The Legion’s war-risk officers evolved into department service officers as the various government agencies dealing with veterans were consolidated into the Veterans Administration in 1930. As America marched off to war and home again in subsequent decades, the role of Legion service officers grew more complicated. They became experts in GI Bill education benefits after World War II. They helped veterans obtain VA home-loan eligibility certificates. They helped at job fairs. They assisted surviving spouses trying to determine what kind of death benefits they could receive. Health problems related to Agent Orange exposure, post-traumatic stress disorder and undiagnosed Gulf War illnesses shared by many who fought in Operation Desert Storm added new dimensions to the claims process, and to the service officer’s job. Iraq and Afghanistan veterans are today returning to civilian life having survived combat at rates much higher than those of previous war eras but suffering from multiple service-connected conditions and, if history is any indication, the strong possibility of more to come. Every time Congress passes new laws to help veterans or VA makes administrative changes, it’s the service officer’s responsibility to understand and help veterans searching for answers.
“The Vietnam War has been over since 1975, and they are still adding new conditions linked to Agent Orange,” Walsh says.
The playing field for service officers is constantly shifting. American Legion service officer schools, with sessions focusing on legal, medical and procedural issues – as well as informal sharing of best practices – keep those who work in this profession well-educated. What cannot be taught, however, is the amount of heart it takes to help veterans in need.
“I love to help,” says Cynthia Mann, an assistant service officer in Los Angeles. “My brother was a veteran, my dad is a Korean War vet, and I have family in the military now. I love the fact that I can be instrumental in providing service to veterans – especially to surviving spouses. VA is a huge agency, and I like being able to help a veteran cut through the red tape and find shortcuts to getting the benefits they’ve earned.”
Adds Lannie Thomas of Michigan: “From an emotional standpoint, there’s nothing greater, because all of us in the Legion, especially service officers, have that eternal flame in our hearts, and it never goes out.
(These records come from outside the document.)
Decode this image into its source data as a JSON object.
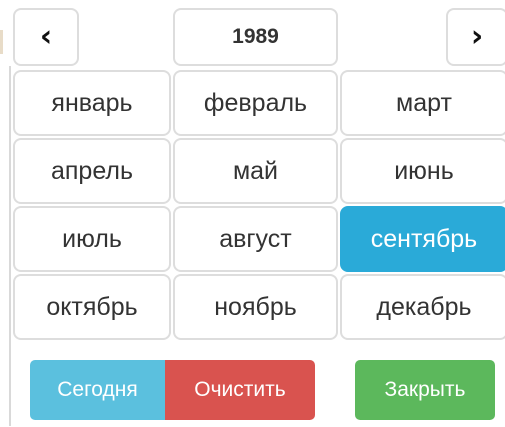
{
  "header": {
    "prev_icon": "chevron-left-icon",
    "year": "1989",
    "next_icon": "chevron-right-icon"
  },
  "months": [
    "январь",
    "февраль",
    "март",
    "апрель",
    "май",
    "июнь",
    "июль",
    "август",
    "сентябрь",
    "октябрь",
    "ноябрь",
    "декабрь"
  ],
  "selected_month": "сентябрь",
  "footer": {
    "today_label": "Сегодня",
    "clear_label": "Очистить",
    "close_label": "Закрыть"
  },
  "colors": {
    "selected": "#2aaad8",
    "today": "#5bc0de",
    "clear": "#d9534f",
    "close": "#5cb85c"
  }
}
I’ve known people who have done it for 20 years, 25 years, 30 years – and if you talk to them today, they want to talk about VA benefits. It just never goes out.”